Job losses are much higher in the urban areas – in June urban unemployment was pegged at nearly 15 per cent. In the rural areas, jobless rate was estimated at nearly 11 per cent. This wide difference is not surprising since farming is absorbing a huge proportion of the jobless people. Urban areas do not have that kind of options, except that migrant workers, like last year, quickly rushed back to villages leaving behind the towns and cities that they were working in. 

It must be noted that this was the lean season in agriculture – rabi harvest was over and kharif preparations yet to begin. This means that rural households were most vulnerable in this period, especially agricultural labourers and small/marginal farmers with little surplus grain and no savings to tide them over these hot months.

There is a concealed distress in these numbers. Agriculture supposedly absorbs a lot of excess labour, in crisis situations. Returning migrants start helping out on farms. Unemployed youth or others too join in. All these ‘extra’ people are counted as ‘employed’. But in reality, the same work is being done by an ever larger number of people. The same returns will be divided amongst a larger number of people, lowering individual incomes. It is disguised unemployment and its consequence is immiserisation.


In this dire situation, the governments should have come forth with immediate relief measures in the form of financial support for families, directions to employers not to hold back wages (earned or for the period of lockdowns), stopping evictions of tenants, free medical services and more food grains and essential items to working class families. However, just like last year, there has been no move from the miserly Modi government, nor from the cash-strapped state governments, barring a few. The only relief offered by the central government has been in the form of additional 5 kg food grain per month for those with ration cards. Not only is this amount of grain insufficient in itself but the absence of any other financial support has devastated working class families across the country.

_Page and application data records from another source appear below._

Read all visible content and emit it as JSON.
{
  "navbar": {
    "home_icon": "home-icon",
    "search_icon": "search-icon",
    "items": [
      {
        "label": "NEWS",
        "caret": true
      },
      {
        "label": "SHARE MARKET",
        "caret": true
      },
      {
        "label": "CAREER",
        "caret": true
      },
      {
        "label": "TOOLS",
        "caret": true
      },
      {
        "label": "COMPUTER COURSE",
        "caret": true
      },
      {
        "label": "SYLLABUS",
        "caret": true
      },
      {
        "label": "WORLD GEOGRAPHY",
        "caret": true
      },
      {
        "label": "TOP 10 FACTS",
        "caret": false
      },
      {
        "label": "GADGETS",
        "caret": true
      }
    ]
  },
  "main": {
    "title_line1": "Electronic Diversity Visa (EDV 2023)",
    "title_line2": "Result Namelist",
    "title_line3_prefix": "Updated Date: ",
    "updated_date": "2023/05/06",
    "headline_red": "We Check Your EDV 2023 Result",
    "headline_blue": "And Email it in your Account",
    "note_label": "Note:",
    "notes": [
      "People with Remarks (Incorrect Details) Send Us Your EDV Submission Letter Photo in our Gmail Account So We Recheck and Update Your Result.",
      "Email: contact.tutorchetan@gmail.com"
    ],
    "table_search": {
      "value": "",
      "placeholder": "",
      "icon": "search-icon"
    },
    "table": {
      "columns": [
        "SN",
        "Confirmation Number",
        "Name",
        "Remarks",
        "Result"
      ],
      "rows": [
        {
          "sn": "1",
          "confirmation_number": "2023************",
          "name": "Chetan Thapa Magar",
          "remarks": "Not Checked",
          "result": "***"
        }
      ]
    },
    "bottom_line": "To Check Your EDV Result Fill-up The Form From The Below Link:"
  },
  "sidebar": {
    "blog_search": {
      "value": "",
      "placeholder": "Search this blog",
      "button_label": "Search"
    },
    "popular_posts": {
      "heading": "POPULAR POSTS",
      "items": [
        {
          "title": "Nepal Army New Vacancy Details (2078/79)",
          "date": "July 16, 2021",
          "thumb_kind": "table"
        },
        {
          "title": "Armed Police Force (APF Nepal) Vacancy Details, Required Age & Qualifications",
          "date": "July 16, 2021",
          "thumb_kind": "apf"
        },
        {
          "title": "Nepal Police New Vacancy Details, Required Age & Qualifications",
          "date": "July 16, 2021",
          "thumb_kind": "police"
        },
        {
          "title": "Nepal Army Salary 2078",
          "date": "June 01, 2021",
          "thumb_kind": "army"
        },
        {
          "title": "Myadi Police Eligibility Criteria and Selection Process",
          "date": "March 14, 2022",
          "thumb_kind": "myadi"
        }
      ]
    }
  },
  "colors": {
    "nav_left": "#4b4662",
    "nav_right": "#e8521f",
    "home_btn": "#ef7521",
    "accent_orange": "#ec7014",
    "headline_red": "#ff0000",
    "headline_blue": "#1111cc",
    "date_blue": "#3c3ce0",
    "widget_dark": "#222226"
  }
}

Left parties, trade unions, farmers’ organisations and many people’s organisations have demanded that the Modi government should give up its policy of sitting on government funds and start spending money to help people. It has been demanded that at least Rs 7,500 be paid every month to all non-tax paying families as economic support to tide over the economic crisis. This should be in addition to at least 10 kg food grain and pulses etc over and above the monthly PDS grain that is given at present.

Such a policy would not only provide enormous relief to suffering people but it would also provide a real and meaningful stimulus to the economy, as opposed to the concessions and exemptions being given to corporate sector. Cash in the hands of people would generate demand in the economy and thus revive the flagging economy. This can happen only if the government abandons its neoliberal dogma of spending less on people’s welfare and more on wealthy elite. Not doing so will only increase and consolidate the gathering discontent against the Modi government in the coming months.